Battle royale games like PlayerUnknown's Battlegrounds’ and Fortnite have become the biggest trend in video games. The genre is also pushing the envelope in Twitch streaming and eSports.
Gaming

Bringing realism to VR is complex, but these developers found a way in holograms

Making virtual reality feel real is the hardest job of all VR developers. For Awake: Episode One, StartVR used volumetric recording, rather than motion capture, to bring its characters to life like never before.
Cars

Mazda Hot Lap Challenge winner to test drive in MX-5 Cup car

Mazda Motorsports and iRacing partnered to find undiscovered talent in the gaming world. Now there’s a winner who has earned a test day in a Global MX-5 Cup car, and a new chance to win in 2019.
Mobile

Schubert left Symphony No. 8 unfinished. A smartphone’s A.I. just completed it

We all know computers can be used to make music, but can artificial intelligence be used to not only generate music, but complete one of the most famous unfinished symphonies of all time? Huawei has used its A.I. to find out.
Home Theater

From live VR to the stadium beer line, 5G will revolutionize how we watch sports

As 5G prepares to roll out across the U.S., nearly every experience will benefit, including sports. Instant mobile access to blazing-fast internet will change the way we experience our favorite sports, both in the stadium and at home.
Emerging Tech

The next big challenge for Google’s A.I. is a card game you’ve never heard of

DeepMind, the Alphabet-owned deep learning company, thinks the next big challenge in A.I. is mastering a cooperative card game about fireworks, called Hanabi. Here's why it's so tough.
Health & Fitness

My niece lost her hearing. This is a story about how technology brought it back

For people with profound hearing loss, cochlear implants can restore sound. We explore what the procedure entails, how the system works, and take a look at the latest developments from Australian company Cochlear.
Computing

The web has grown up, but browsers haven’t. It’s time for a reboot

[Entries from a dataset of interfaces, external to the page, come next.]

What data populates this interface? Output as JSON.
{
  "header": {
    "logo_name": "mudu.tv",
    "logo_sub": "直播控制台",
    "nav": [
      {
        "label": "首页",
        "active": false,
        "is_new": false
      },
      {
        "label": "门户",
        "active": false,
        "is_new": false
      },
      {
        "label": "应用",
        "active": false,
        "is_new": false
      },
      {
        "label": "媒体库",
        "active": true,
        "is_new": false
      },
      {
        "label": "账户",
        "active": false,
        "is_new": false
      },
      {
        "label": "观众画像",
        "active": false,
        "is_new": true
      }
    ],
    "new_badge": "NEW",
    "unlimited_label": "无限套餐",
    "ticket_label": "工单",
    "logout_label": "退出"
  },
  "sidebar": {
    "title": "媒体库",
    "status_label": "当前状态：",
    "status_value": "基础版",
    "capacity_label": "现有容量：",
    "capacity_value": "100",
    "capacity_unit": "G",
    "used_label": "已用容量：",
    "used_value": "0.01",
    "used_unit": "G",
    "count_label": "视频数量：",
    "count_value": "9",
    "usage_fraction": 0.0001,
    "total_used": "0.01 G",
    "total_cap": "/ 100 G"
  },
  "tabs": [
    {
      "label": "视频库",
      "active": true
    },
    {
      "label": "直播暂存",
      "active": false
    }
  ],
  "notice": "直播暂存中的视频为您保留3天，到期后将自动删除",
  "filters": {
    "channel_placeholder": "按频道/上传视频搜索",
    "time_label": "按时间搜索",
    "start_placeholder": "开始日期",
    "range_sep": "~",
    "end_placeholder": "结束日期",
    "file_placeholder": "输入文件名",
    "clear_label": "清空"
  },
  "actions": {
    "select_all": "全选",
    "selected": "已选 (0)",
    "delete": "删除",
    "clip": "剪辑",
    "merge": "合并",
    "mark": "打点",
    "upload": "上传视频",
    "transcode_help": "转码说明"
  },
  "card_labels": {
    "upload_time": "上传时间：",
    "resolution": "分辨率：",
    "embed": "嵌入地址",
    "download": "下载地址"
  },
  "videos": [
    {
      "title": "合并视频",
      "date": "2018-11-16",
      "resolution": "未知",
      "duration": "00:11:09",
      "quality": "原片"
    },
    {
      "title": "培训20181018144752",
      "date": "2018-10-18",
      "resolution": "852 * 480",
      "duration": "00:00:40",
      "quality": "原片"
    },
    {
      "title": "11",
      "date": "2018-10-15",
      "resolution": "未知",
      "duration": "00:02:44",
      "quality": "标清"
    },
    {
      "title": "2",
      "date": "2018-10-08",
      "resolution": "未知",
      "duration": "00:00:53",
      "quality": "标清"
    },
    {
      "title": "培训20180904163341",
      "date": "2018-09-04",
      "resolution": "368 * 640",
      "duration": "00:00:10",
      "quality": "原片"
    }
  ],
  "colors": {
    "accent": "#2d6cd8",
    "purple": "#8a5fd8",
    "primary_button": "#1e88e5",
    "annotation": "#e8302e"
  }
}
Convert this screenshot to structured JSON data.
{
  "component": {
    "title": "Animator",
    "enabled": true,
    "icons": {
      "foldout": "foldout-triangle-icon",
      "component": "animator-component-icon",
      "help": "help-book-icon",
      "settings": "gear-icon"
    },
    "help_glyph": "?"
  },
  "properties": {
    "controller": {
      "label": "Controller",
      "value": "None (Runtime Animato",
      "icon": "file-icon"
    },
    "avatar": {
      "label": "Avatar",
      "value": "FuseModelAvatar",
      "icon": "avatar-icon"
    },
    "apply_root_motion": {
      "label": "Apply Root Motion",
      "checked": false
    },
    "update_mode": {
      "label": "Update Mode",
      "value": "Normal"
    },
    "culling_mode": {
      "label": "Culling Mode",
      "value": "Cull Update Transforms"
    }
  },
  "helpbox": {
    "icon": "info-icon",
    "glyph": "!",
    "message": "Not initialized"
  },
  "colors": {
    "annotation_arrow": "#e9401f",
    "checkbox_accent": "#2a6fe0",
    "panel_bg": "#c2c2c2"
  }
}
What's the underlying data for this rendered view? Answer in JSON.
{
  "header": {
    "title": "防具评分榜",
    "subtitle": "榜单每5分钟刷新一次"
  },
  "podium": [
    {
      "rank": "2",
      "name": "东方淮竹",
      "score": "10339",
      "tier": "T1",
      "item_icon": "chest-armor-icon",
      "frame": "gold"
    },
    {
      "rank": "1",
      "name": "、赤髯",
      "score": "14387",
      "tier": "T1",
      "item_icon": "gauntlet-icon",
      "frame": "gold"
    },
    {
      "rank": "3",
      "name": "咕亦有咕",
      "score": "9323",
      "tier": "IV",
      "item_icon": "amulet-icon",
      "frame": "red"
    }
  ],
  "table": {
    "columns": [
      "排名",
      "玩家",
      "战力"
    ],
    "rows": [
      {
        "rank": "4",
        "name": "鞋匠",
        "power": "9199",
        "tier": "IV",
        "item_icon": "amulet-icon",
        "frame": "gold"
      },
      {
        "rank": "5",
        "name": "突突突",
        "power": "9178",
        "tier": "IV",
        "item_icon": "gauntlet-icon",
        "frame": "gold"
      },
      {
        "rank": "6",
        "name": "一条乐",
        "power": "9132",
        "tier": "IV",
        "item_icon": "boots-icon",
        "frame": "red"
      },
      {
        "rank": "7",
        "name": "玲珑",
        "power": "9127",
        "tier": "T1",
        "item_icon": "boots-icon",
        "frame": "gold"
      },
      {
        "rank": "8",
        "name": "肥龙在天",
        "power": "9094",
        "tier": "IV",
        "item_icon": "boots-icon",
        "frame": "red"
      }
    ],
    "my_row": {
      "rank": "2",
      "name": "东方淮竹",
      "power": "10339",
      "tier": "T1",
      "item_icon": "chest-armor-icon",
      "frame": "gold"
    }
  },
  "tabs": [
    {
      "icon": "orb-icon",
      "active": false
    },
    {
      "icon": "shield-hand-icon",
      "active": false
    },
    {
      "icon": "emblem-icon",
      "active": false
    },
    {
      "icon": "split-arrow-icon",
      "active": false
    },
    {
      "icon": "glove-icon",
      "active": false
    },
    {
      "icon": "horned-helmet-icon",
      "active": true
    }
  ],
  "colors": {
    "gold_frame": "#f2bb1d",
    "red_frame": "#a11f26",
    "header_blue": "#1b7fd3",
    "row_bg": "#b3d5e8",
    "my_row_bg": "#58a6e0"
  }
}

The web has changed a lot over the years, and so has the way we use it. The thing that hasn’t changed? The web browser, the tool every one of us depends on. Here's why it's well past time for new ideas.
Emerging Tech

Does a steam-powered spacecraft hold the key to exploring the solar system?

A newly developed spacecraft prototype capable of using steam as a propellent may help the first miners survey potential dig sites and identify space rocks best fit for mining missions. Future versions may be fitted with sensors, allowing…